##### Data in this exercise

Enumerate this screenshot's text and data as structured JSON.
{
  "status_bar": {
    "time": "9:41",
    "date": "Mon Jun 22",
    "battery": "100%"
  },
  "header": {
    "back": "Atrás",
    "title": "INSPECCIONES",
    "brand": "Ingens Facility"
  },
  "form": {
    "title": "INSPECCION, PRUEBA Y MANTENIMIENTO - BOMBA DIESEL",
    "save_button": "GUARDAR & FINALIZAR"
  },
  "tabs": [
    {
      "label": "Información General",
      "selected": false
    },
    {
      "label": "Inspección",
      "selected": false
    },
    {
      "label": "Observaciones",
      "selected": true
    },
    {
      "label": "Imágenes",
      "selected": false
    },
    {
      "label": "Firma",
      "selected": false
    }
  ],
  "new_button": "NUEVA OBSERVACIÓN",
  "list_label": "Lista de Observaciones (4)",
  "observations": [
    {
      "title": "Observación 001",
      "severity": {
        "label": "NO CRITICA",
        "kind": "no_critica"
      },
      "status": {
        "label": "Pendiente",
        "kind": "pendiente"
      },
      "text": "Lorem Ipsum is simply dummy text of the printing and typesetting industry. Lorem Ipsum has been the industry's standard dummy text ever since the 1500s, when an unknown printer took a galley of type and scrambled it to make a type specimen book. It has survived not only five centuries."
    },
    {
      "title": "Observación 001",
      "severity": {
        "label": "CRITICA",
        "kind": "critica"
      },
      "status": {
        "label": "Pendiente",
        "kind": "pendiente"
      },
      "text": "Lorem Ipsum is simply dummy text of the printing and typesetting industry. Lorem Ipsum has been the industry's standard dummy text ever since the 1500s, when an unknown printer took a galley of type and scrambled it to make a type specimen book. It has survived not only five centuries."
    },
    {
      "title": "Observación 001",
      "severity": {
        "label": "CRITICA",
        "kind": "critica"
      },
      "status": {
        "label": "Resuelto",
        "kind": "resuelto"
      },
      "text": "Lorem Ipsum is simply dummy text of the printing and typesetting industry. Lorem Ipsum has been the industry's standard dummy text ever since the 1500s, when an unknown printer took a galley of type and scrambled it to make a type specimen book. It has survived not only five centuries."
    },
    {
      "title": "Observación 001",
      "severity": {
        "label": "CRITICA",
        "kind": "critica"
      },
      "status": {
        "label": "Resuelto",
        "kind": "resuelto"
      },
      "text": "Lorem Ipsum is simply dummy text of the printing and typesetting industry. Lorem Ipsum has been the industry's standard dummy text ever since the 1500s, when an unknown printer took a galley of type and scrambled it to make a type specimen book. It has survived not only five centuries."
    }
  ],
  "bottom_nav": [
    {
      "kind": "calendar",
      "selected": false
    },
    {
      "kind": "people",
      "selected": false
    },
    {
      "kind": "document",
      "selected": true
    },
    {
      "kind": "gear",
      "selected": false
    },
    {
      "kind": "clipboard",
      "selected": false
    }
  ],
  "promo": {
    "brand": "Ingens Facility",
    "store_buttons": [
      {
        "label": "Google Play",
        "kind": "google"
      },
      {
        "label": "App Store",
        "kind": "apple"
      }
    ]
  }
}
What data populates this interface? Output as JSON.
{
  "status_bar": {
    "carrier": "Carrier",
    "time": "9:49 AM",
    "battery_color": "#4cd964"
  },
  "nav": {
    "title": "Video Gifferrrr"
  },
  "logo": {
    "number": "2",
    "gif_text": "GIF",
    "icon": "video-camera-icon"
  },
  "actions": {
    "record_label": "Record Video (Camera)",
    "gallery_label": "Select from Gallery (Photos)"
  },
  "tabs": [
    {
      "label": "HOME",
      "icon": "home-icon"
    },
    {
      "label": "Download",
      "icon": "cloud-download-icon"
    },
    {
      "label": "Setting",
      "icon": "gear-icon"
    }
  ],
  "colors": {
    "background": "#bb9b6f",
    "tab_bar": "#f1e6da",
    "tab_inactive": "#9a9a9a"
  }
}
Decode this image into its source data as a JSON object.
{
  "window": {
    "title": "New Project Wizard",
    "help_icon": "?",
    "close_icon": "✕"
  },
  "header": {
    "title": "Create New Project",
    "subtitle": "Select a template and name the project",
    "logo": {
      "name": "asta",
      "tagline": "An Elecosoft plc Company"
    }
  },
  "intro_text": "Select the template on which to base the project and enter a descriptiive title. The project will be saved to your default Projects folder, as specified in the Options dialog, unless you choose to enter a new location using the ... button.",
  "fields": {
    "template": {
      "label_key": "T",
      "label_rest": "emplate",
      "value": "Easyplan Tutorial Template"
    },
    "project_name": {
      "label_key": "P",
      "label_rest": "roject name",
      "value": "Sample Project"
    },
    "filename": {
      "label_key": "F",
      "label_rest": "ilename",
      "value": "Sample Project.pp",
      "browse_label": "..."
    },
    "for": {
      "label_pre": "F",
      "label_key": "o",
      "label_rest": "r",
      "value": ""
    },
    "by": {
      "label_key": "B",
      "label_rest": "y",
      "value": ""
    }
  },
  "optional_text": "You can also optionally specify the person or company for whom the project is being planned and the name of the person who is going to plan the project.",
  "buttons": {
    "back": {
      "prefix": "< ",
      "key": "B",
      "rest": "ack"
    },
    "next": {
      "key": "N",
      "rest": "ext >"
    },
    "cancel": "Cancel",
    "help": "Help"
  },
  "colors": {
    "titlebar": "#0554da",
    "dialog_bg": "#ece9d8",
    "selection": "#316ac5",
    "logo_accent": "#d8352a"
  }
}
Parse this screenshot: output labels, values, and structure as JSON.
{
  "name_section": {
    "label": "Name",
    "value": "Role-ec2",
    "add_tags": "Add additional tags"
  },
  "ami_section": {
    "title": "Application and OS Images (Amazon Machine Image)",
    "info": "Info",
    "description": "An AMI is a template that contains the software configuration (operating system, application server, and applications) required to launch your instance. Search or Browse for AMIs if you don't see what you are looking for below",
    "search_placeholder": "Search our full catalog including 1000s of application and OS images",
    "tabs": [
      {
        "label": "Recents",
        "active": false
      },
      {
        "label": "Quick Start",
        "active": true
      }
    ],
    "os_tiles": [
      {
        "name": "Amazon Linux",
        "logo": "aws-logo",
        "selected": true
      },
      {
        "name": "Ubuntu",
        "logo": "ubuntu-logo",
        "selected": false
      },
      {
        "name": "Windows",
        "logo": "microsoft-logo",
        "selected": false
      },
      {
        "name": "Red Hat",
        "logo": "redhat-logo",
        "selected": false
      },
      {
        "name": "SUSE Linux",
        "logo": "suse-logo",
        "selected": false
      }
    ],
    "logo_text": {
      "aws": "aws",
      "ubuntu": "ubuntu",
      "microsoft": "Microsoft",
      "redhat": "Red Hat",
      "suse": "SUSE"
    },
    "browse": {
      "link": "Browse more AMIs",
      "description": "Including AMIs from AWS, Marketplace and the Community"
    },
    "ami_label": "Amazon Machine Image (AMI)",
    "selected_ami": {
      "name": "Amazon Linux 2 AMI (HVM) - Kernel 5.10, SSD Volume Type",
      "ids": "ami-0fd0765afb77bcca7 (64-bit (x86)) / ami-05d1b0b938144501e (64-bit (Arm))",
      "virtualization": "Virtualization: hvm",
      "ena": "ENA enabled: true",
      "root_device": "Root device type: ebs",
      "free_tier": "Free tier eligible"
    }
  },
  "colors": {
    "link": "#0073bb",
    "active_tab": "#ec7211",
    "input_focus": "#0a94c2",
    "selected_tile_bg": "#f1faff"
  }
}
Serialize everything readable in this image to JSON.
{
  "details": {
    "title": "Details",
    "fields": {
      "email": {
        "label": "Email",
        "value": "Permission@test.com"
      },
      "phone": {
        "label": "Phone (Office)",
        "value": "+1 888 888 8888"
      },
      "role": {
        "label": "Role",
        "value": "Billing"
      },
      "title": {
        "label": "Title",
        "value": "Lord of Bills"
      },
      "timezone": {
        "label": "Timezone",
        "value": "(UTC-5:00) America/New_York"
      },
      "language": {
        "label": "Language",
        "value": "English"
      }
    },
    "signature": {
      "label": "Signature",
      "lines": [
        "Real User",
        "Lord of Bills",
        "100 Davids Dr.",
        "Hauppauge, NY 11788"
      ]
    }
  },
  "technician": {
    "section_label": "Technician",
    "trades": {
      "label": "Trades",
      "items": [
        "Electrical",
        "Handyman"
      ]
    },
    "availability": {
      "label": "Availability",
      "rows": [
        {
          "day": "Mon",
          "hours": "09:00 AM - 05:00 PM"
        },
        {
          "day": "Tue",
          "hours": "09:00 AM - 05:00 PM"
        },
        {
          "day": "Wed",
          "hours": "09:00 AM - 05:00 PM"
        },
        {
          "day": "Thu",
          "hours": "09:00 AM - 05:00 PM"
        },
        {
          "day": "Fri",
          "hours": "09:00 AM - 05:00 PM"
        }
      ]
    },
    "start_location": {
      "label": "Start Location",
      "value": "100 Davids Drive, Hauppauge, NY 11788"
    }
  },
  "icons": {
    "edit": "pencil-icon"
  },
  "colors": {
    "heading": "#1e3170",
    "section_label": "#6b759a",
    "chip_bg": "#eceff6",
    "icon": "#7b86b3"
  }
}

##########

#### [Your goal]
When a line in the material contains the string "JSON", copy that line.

#### [Completed task]
Enumerate this screenshot's text and data as structured JSON.
What data populates this interface? Output as JSON.
Decode this image into its source data as a JSON object.
Parse this screenshot: output labels, values, and structure as JSON.
Serialize everything readable in this image to JSON.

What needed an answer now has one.